● What is being asked:
Where does the string "поэтому" occur in the records below? Copy every line that holds it.

● Dataset records:
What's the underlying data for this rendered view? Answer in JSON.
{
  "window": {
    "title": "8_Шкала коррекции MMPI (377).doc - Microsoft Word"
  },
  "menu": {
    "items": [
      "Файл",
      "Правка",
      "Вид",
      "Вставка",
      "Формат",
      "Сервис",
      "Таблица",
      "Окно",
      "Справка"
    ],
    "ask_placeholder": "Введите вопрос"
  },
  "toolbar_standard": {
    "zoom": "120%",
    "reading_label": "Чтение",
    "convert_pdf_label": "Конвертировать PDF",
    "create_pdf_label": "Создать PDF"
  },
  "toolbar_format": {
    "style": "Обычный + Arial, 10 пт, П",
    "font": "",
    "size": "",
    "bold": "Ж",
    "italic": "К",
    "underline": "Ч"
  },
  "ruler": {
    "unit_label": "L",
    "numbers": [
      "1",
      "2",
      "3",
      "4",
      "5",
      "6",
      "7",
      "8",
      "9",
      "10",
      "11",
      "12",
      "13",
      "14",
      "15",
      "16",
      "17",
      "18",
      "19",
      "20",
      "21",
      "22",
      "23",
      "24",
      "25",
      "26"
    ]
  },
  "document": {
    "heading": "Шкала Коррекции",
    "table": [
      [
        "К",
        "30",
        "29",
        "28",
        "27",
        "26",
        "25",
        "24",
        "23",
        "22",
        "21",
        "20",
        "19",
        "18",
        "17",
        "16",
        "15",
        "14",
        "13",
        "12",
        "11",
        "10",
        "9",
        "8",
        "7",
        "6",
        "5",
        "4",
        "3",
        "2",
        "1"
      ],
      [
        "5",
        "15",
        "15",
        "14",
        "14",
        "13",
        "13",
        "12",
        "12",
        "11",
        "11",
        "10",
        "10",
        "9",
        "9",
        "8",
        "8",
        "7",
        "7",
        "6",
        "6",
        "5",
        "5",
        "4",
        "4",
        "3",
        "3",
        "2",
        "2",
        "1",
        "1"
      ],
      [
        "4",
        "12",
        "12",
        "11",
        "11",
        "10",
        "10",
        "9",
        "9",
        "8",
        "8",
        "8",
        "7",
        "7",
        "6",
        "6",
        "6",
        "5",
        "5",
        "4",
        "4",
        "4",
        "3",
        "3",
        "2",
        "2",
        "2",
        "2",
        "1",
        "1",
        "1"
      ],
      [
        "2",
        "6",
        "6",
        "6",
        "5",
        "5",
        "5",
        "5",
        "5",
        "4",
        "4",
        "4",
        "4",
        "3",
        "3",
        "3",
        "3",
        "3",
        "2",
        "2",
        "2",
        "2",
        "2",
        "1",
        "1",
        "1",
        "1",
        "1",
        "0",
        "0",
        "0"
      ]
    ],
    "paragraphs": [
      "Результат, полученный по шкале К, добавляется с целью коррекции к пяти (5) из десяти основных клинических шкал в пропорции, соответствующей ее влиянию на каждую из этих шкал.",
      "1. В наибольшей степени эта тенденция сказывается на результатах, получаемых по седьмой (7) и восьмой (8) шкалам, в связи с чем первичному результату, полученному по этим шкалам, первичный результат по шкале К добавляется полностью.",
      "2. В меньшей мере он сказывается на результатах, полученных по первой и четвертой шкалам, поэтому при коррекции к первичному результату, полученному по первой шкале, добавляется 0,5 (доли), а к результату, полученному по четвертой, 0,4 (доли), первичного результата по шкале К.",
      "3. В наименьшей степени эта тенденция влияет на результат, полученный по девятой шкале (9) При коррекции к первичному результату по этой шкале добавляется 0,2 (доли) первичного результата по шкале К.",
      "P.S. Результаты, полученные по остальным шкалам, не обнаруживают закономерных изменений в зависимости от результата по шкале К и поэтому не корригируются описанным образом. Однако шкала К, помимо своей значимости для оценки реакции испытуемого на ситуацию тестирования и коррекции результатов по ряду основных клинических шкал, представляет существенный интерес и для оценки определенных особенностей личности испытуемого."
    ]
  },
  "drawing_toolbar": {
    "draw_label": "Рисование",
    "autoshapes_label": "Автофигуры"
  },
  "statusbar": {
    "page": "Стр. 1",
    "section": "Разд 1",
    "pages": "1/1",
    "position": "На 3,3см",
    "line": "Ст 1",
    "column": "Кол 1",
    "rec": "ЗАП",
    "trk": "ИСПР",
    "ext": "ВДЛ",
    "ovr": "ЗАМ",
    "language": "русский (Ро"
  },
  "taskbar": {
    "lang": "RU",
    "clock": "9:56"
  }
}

● Solution:
      "2. В меньшей мере он сказывается на результатах, полученных по первой и четвертой шкалам, поэтому при коррекции к первичному результату, полученному по первой шкале, добавляется 0,5 (доли), а к результату, полученному по четвертой, 0,4 (доли), первичного результата по шкале К.",
      "P.S. Результаты, полученные по остальным шкалам, не обнаруживают закономерных изменений в зависимости от результата по шкале К и поэтому не корригируются описанным образом. Однако шкала К, помимо своей значимости для оценки реакции испытуемого на ситуацию тестирования и коррекции результатов по ряду основных клинических шкал, представляет существенный интерес и для оценки определенных особенностей личности испытуемого."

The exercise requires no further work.